Llobregat is one of the great rivers of Catalonia, not only due to the water it carries, but also for its importance in the industrial revolution. In Berguedà, the river has moved mills, fulling machines, looms, turbines... non-stop. In addition, it has opened one of the few valleys perpendicular to the Pyrenees and made it possible reach the sea at the foot of the Moixeró mountain range without crossing any mountain pass. Once here, numerous medieval (and possibly older) bridle paths cross the mountain range; paths that have been used by shepherds, counts, bishops, kings, traders and smugglers, as well as good men escaping from the Inquisition. However, with the appearance of automobiles, the mountain became more inhospitable, higher and more difficult to cross. It was not until it could be perforated, that the valley recovered its role as a communication link between the heart of the Pyrenees and the southern lands.
Hospitality at the feet of the passes

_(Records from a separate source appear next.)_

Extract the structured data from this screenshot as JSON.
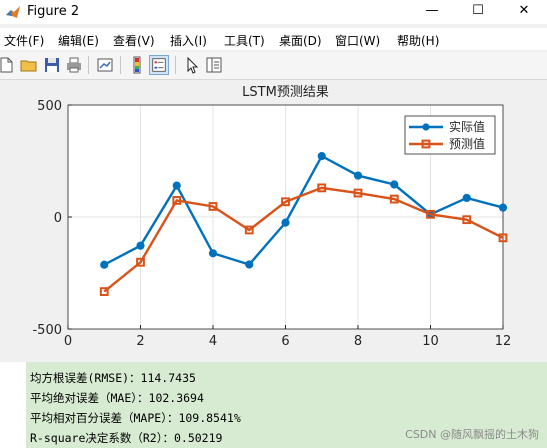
{
  "window": {
    "title": "Figure 2",
    "minimize": "—",
    "maximize": "☐",
    "close": "✕"
  },
  "menu": [
    "文件(F)",
    "编辑(E)",
    "查看(V)",
    "插入(I)",
    "工具(T)",
    "桌面(D)",
    "窗口(W)",
    "帮助(H)"
  ],
  "toolbar": {
    "icons": [
      "new-figure-icon",
      "open-folder-icon",
      "save-icon",
      "print-icon",
      "link-plot-icon",
      "colorbar-icon",
      "legend-icon",
      "pointer-arrow-icon",
      "property-inspector-icon"
    ]
  },
  "chart_data": {
    "type": "line",
    "title": "LSTM预测结果",
    "xlabel": "",
    "ylabel": "",
    "x": [
      1,
      2,
      3,
      4,
      5,
      6,
      7,
      8,
      9,
      10,
      11,
      12
    ],
    "xlim": [
      0,
      12
    ],
    "ylim": [
      -500,
      500
    ],
    "xticks": [
      0,
      2,
      4,
      6,
      8,
      10,
      12
    ],
    "yticks": [
      -500,
      0,
      500
    ],
    "grid": true,
    "legend_position": "top-right",
    "series": [
      {
        "name": "实际值",
        "color": "#0072bd",
        "marker": "circle",
        "values": [
          -213,
          -128,
          140,
          -162,
          -212,
          -25,
          272,
          185,
          145,
          12,
          85,
          42
        ]
      },
      {
        "name": "预测值",
        "color": "#d95319",
        "marker": "square",
        "values": [
          -333,
          -202,
          74,
          47,
          -58,
          68,
          130,
          107,
          80,
          12,
          -12,
          -93
        ]
      }
    ]
  },
  "console": {
    "lines": [
      "均方根误差(RMSE)：114.7435",
      "平均绝对误差（MAE）：102.3694",
      "平均相对百分误差（MAPE）：109.8541%",
      "R-square决定系数（R2）：0.50219"
    ]
  },
  "watermark": "CSDN @随风飘摇的土木狗"
}
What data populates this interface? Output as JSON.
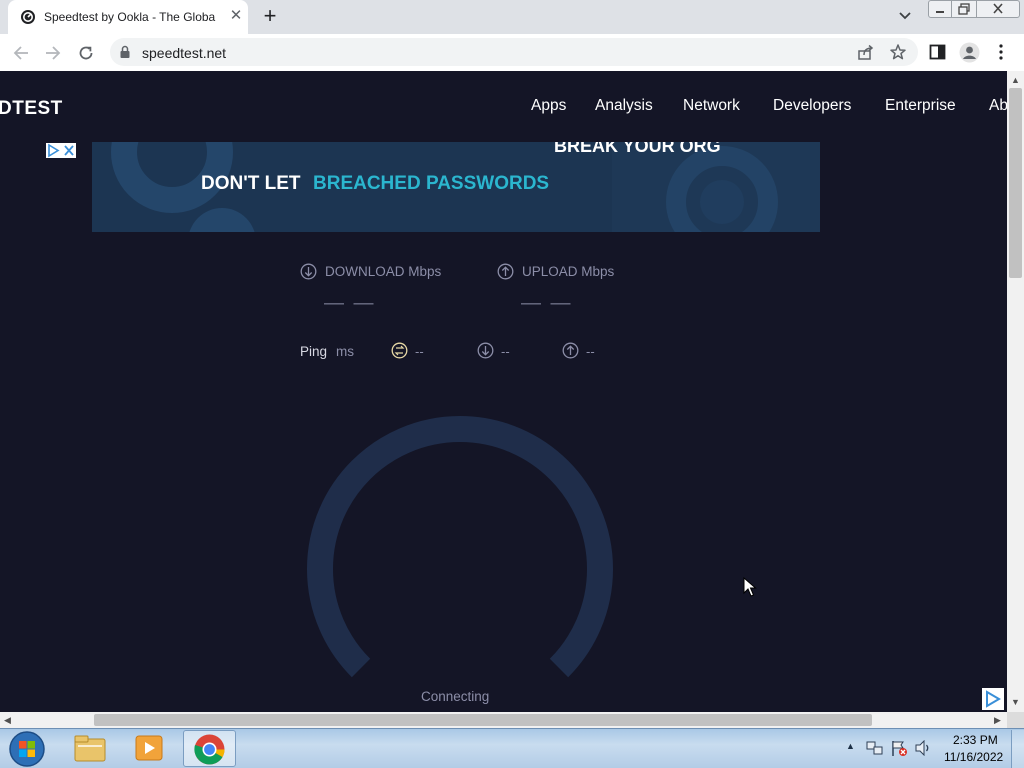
{
  "browser": {
    "tab_title": "Speedtest by Ookla - The Global",
    "tab_close": "✕",
    "new_tab": "+",
    "url": "speedtest.net"
  },
  "site": {
    "logo": "DTEST",
    "nav": [
      "Apps",
      "Analysis",
      "Network",
      "Developers",
      "Enterprise",
      "Ab"
    ]
  },
  "ad": {
    "line_white": "DON'T LET",
    "line_accent": "BREACHED PASSWORDS",
    "line_top": "BREAK YOUR ORG"
  },
  "speedtest": {
    "download_label": "DOWNLOAD Mbps",
    "download_value": "— —",
    "upload_label": "UPLOAD Mbps",
    "upload_value": "— —",
    "ping_label": "Ping",
    "ping_unit": "ms",
    "ping_value": "--",
    "ping_down_value": "--",
    "ping_up_value": "--",
    "status": "Connecting"
  },
  "taskbar": {
    "time": "2:33 PM",
    "date": "11/16/2022"
  },
  "colors": {
    "page_bg": "#141526",
    "gauge": "#1f2d4a",
    "ad_bg": "#1c3552",
    "ad_accent": "#2bb6cf"
  }
}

Near this point, on the edge of the Coll de Jou path and beside the Roca-sança chapel, a small medieval hospital was built in the times of the great king James I Like other hospitals placed at the feet of the mountain passes, its mission was not to cure the sick, but rather to offer refuge and food -hospitality- to travellers crossing the Moixeró mountain range, either coming from or going to La Cerdanya. If anyone got ill, they endeavoured to cure them, but these hospitals saved more lives by offering shelter from violent snowstorms than by giving out aspirins (which, in fact did not exist at the time). When the Bagà hospital became more important, Roca-sança was turned into a farm house. The current tenants continue living up to the best hospitality tradition and will be happy to show the enchanting Romanesque chapel of the Mare de Déu in Roca-sança to anyone who asks.